Customers warned Mother’s Day flowers will sell out despite coronavirus
After a tumultuous few weeks, flower growers are expecting a boost in Mother’s Day sales. (ABC Landline: John Gunn) If you’re thinking of sending flowers for Mother’s Day next week, order early because some growers are predicting a sell-out of supply.
A lack of imports and a surge in demand for home deliveries have boosted the local flower industry, which was initially rocked when COVID-19 restrictions were imposed last month.
Weddings, major events and corporate orders stopped overnight, and some producers, such as rose and foliage grower Steve Pellizer, were discarding flowers.
“We were probably dumping 50 per cent of our flowers because, initially, no-one knew what they were doing, whether they were able to trade,” he said.
“A lot of shops instantly closed because they were scared of the virus, so sales were down.”
But fortunes turned around quickly for local growers and traders.
The Australian Government’s travel ban meant imports stopped, depriving florists of 50 per cent of the flowers normally available at the six-day-a-week Sydney Flower Market.
“Mother’s Day is going to be pretty busy,” Mr Pellizer said.
“We went from three weeks ago, throwing out flowers, to this present time, selling out.” Business blooming for local growers
Michael Bagala’s family company is one of the biggest of the 180 licensed traders at the Sydney market, the largest wholesale flower network in the southern hemisphere.
The company relied on imports for half of their sales before the COVID-19 pandemic.
“That’s had a big impact on importers, but it’s actually helped the local growers get back on their feet,” Mr Bagala said.

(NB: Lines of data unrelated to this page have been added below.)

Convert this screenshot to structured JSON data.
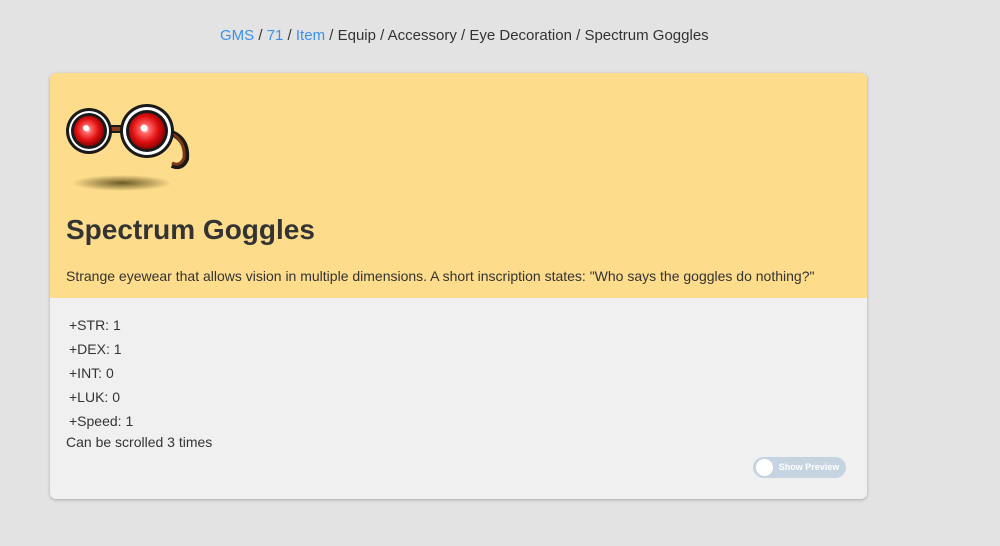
{
  "breadcrumb": {
    "items": [
      {
        "label": "GMS",
        "link": true
      },
      {
        "label": "71",
        "link": true
      },
      {
        "label": "Item",
        "link": true
      },
      {
        "label": "Equip",
        "link": false
      },
      {
        "label": "Accessory",
        "link": false
      },
      {
        "label": "Eye Decoration",
        "link": false
      },
      {
        "label": "Spectrum Goggles",
        "link": false
      }
    ],
    "separator": " / "
  },
  "item": {
    "icon": "goggles-icon",
    "title": "Spectrum Goggles",
    "description": "Strange eyewear that allows vision in multiple dimensions. A short inscription states: \"Who says the goggles do nothing?\"",
    "stats": [
      "+STR: 1",
      "+DEX: 1",
      "+INT: 0",
      "+LUK: 0",
      "+Speed: 1"
    ],
    "scroll_note": "Can be scrolled 3 times"
  },
  "preview_toggle": {
    "label": "Show Preview",
    "state": "off"
  },
  "colors": {
    "background": "#e3e3e3",
    "header": "#fddc8b",
    "card": "#f0f0f0",
    "link": "#3d8fe8",
    "toggle": "#c6d4e2"
  }
}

“It’s actually good in favour of the growers now; it’s given us growers a chance to sell product.”Mr Bagala said Mother’s Day was traditionally one of the biggest events for the industry.Even though the general public is now banned from the market, he predicts a bumper year.”I think Mother’s Day is going to go gangbusters here,” he said.”Obviously, mothers have been locked away at home and us sons, we all feel sorry for them, so I’m sure we all miss them.”I actually think there will be a spike in flowers, and people will ring up their local florist shops and ask for a delivery sent to their mum.” Free flowers for frontline workers Some retail florists are reporting increases in home delivery orders of up to 80 per cent, with people sending flowers to friends and relatives in isolation.However, special-events florists, like Debbi Weiss of Sydney’s Bellevue Hill, have struggled.”For weddings and events florists and stylists like myself, we have no weddings and events, obviously,” she said.But from the depths of despair, Ms Weiss and other under-employed florists have started a goodwill movement called #lovefeelgoodflowers.With the help of crowd funding, they are giving bouquets free of charge to workers in hospitals, nursing homes, palliative care, and childcare centres.”It’s been wonderful getting great responses from people, because flowers bring the smiles and bring the joy to people,” Ms Weiss said.The feel-good florists are also leaving flowers in random public locations, inviting people to take them home and […]